“We paid it.”
“I didn’t get it.”
Disdainfully, she tosses her apple high; it sails over you and slams into the bottom of the garbage can beside you. You can barely conceal your admiration—what a shot! She turns and slams the door in your face. You scream: “One day I’ll throw you out!”
The Third Apartment
You circle the flat, closing in on the door and then walking away from it. You make a decision. You tap the point of your shoe on the ground, and, with one courageous finger, you rap on the shut door. It flings wide open to all-out yelling. Your voice shrinks; his enormous figure expands. You’re surprised by the way his bald head shines—and that he’s around today. His insolent wife, with her stuffed-up nose, is the one you usually run into. His shirt grates on you, its small squares spouting red.
He says nothing to you as he leans his bulk toward you. You brace yourself as he lunges toward your legs, and you shuffle back a step or two, inadvertently standing on the edge of a newspaper lying on the floor. He yanks it out from under you, yelling as he slams the door, “No news!”
You whisper, “One day, I’ll throw you both out.”
When you’re done, you return to the grocer and find that he has a cold juice waiting for you. In his hand, you notice the numbers and the red scrawl burying themselves into the paper, disappearing into a line at the edge of the whiteness. He says, “You’re late.”
“It’s not your fault.” He goes on to ask, “Did you fall out with your servant?”
You look closely at him, then ask, “How did you know?”
“He came here looking for you, in his scruffy clothes. I didn’t tell him where you were. Will you give me a break on this month’s rent?”
“Here, take this, clean yourself up.”

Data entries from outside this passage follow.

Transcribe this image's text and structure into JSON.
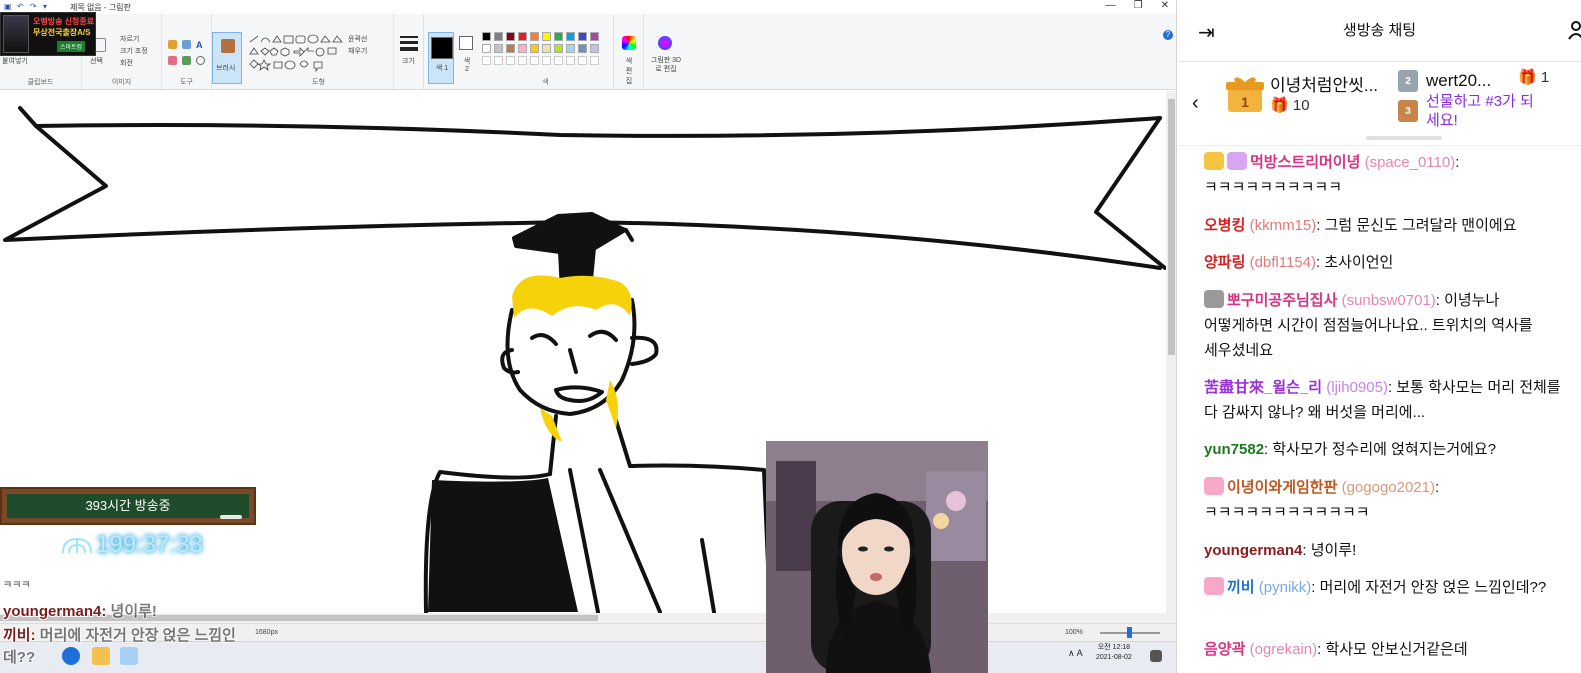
{
  "paint": {
    "window_title": "제목 없음 - 그림판",
    "window_controls": [
      "—",
      "❐",
      "✕"
    ],
    "ribbon": {
      "clipboard": {
        "paste": "붙여넣기",
        "label": "클립보드"
      },
      "image": {
        "select": "선택",
        "crop": "자르기",
        "resize": "크기 조정",
        "rotate": "회전",
        "label": "이미지"
      },
      "tools": {
        "label": "도구"
      },
      "brushes": {
        "label": "브러시"
      },
      "shapes": {
        "outline": "윤곽선",
        "fill": "채우기",
        "label": "도형"
      },
      "size": {
        "label": "크기"
      },
      "color1": "색 1",
      "color2": "색 2",
      "colors": {
        "label": "색",
        "edit": "색 편집",
        "paint3d": "그림판 3D로 편집"
      },
      "palette_row1": [
        "#000000",
        "#7f7f7f",
        "#880015",
        "#ed1c24",
        "#ff7f27",
        "#fff200",
        "#22b14c",
        "#00a2e8",
        "#3f48cc",
        "#a349a4"
      ],
      "palette_row2": [
        "#ffffff",
        "#c3c3c3",
        "#b97a57",
        "#ffaec9",
        "#ffc90e",
        "#efe4b0",
        "#b5e61d",
        "#99d9ea",
        "#7092be",
        "#c8bfe7"
      ]
    },
    "status": {
      "dimensions": "1680px",
      "zoom": "100%"
    },
    "taskbar": {
      "time": "오전 12:18",
      "date": "2021-08-02",
      "tray": "∧  A"
    }
  },
  "overlay": {
    "promo": {
      "line1": "오뱅방송 신청종료",
      "line2": "무상전국출장A/S",
      "line3": "스마트컴"
    },
    "board_text": "393시간 방송중",
    "timer": "199:37:33",
    "chat_lines": [
      {
        "nick": "",
        "msg": "ㅋㅋㅋ"
      },
      {
        "nick": "youngerman4:",
        "msg": " 녕이루!"
      },
      {
        "nick": "끼비:",
        "msg": " 머리에 자전거 안장 얹은 느낌인"
      },
      {
        "nick": "",
        "msg": "데??"
      }
    ]
  },
  "chat": {
    "header_title": "생방송 채팅",
    "gifts": {
      "rank1_name": "이녕처럼안씻...",
      "rank1_count": "10",
      "rank2_name": "wert20...",
      "rank2_count": "1",
      "cta": "선물하고 #3가 되세요!"
    },
    "messages": [
      {
        "name": "먹방스트리머이녕",
        "id": "(space_0110)",
        "text": ": ㅋㅋㅋㅋㅋㅋㅋㅋㅋㅋ",
        "color": "#d63384"
      },
      {
        "name": "오병킹",
        "id": "(kkmm15)",
        "text": ": 그럼 문신도 그려달라 맨이에요",
        "color": "#d62020"
      },
      {
        "name": "양파링",
        "id": "(dbfl1154)",
        "text": ": 초사이언인",
        "color": "#d62020"
      },
      {
        "name": "뽀구미공주님집사",
        "id": "(sunbsw0701)",
        "text": ": 이녕누나 어떻게하면 시간이 점점늘어나나요.. 트위치의 역사를 세우셨네요",
        "color": "#d63384"
      },
      {
        "name": "苦盡甘來_윌슨_리",
        "id": "(ljih0905)",
        "text": ": 보통 학사모는 머리 전체를 다 감싸지 않나? 왜 버섯을 머리에...",
        "color": "#9b30d9"
      },
      {
        "name": "yun7582",
        "id": "",
        "text": ": 학사모가 정수리에 얹혀지는거에요?",
        "color": "#1f7a1f"
      },
      {
        "name": "이녕이와게임한판",
        "id": "(gogogo2021)",
        "text": ": ㅋㅋㅋㅋㅋㅋㅋㅋㅋㅋㅋㅋ",
        "color": "#c0561f"
      },
      {
        "name": "youngerman4",
        "id": "",
        "text": ": 녕이루!",
        "color": "#8b1c1c"
      },
      {
        "name": "끼비",
        "id": "(pynikk)",
        "text": ": 머리에 자전거 안장 얹은 느낌인데??",
        "color": "#1f6fd6"
      },
      {
        "name": "음양곽",
        "id": "(ogrekain)",
        "text": ": 학사모 안보신거같은데",
        "color": "#d63384"
      }
    ]
  }
}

You take another gulp of juice and wipe your sweating brow and your mouth with his white handkerchief. You say, “You can stay.” You go outside to sit on the stoop, and you see the third tenant drawing close. He looks at you, disgusted; he bellows in your face. “Get up! Get out of here, and if I see you again,” pointing to his leg and his wrist, “I’ll cut your arms and legs off!”
You jump up and scramble away with your legs while you still have them, groping for your hand, remembering how you repeatedly interrupted your stepmom as she counted the rents collected this morning, her dirty red shoes thrown in your face. You kicked the table, scattering the money everywhere, then wriggled out of the servant’s grip. You punched him in the face and escaped, running out the door to the grocer’s, her voice hissing at your back, “Imbeccccile, one day I’ll throw you out!”

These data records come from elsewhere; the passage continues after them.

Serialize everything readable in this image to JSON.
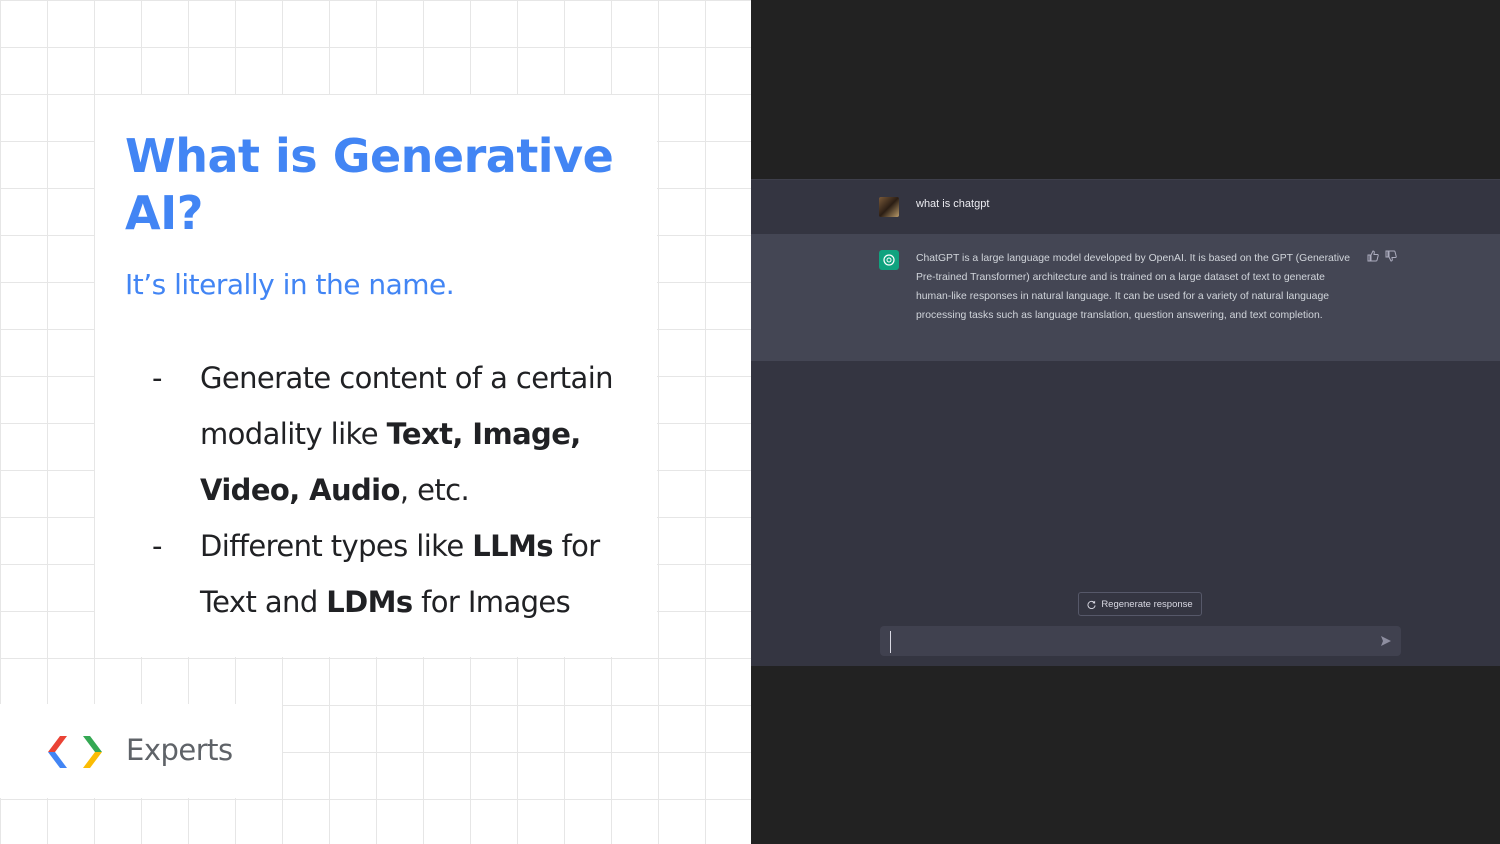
{
  "slide": {
    "title": "What is Generative AI?",
    "subtitle": "It’s literally in the name.",
    "bullets": [
      {
        "dash": "-",
        "parts": [
          {
            "text": "Generate content of a certain modality like ",
            "bold": false
          },
          {
            "text": "Text, Image, Video, Audio",
            "bold": true
          },
          {
            "text": ", etc.",
            "bold": false
          }
        ]
      },
      {
        "dash": "-",
        "parts": [
          {
            "text": "Different types like ",
            "bold": false
          },
          {
            "text": "LLMs",
            "bold": true
          },
          {
            "text": " for Text and ",
            "bold": false
          },
          {
            "text": "LDMs",
            "bold": true
          },
          {
            "text": " for Images",
            "bold": false
          }
        ]
      }
    ],
    "logo_text": "Experts",
    "colors": {
      "title": "#4285f4",
      "logo_blue": "#4285f4",
      "logo_red": "#ea4335",
      "logo_green": "#34a853",
      "logo_yellow": "#fbbc04"
    }
  },
  "chat": {
    "user_message": "what is chatgpt",
    "assistant_message": "ChatGPT is a large language model developed by OpenAI. It is based on the GPT (Generative Pre-trained Transformer) architecture and is trained on a large dataset of text to generate human-like responses in natural language. It can be used for a variety of natural language processing tasks such as language translation, question answering, and text completion.",
    "regenerate_label": "Regenerate response",
    "input_value": "",
    "icons": {
      "user_avatar": "user-avatar",
      "assistant_avatar": "openai-logo-icon",
      "thumbs_up": "thumbs-up-icon",
      "thumbs_down": "thumbs-down-icon",
      "regenerate": "refresh-icon",
      "send": "send-icon"
    },
    "colors": {
      "background": "#343541",
      "assistant_row": "#444654",
      "assistant_avatar": "#10a37f"
    }
  }
}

Estabraq Ahmad holds a law degree from Kuwait University and is a graduate of the University of Iowa International Writing Program. Her short story collections include The Darkness of the Light, for which she won the Laila al-Othman Prize; Throwing Winter High, for which she was won a state encouragement award; The Things Standing in Room 9; and Give Me 9 Words. She is the producer of the radio show The Cultural Café.

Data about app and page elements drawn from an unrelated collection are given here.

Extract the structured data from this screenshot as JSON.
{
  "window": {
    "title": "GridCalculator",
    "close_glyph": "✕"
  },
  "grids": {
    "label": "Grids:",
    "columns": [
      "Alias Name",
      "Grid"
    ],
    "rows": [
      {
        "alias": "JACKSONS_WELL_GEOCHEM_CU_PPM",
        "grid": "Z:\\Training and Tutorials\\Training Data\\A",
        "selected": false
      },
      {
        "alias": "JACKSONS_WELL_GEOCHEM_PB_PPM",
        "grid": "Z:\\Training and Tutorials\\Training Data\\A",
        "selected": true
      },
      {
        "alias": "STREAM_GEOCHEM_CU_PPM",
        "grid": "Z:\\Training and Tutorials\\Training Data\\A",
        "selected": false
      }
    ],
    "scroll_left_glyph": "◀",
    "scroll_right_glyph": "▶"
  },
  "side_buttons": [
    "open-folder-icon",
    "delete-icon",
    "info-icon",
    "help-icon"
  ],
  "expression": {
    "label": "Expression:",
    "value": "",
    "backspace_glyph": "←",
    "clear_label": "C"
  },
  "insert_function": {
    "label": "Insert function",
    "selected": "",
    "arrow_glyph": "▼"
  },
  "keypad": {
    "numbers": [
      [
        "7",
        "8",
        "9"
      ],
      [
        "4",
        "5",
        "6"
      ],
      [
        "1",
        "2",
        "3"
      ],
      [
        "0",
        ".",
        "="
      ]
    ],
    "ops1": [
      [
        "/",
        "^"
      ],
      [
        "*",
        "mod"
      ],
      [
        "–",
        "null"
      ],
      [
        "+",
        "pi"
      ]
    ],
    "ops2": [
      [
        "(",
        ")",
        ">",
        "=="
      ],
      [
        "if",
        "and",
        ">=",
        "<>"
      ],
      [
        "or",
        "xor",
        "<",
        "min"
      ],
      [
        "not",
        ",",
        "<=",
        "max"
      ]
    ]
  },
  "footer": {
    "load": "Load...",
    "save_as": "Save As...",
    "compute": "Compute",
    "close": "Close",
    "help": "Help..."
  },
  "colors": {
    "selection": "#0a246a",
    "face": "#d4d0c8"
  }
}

Sawad Hussain is an Arabic translator and litterateur who holds a master of arts in modern Arabic literature from the School of Oriental and African Studies. She is passionate about all things related to Arab culture, history, and literature. She is currently translating a Jordanian sci-fi novel due for release in early 2017.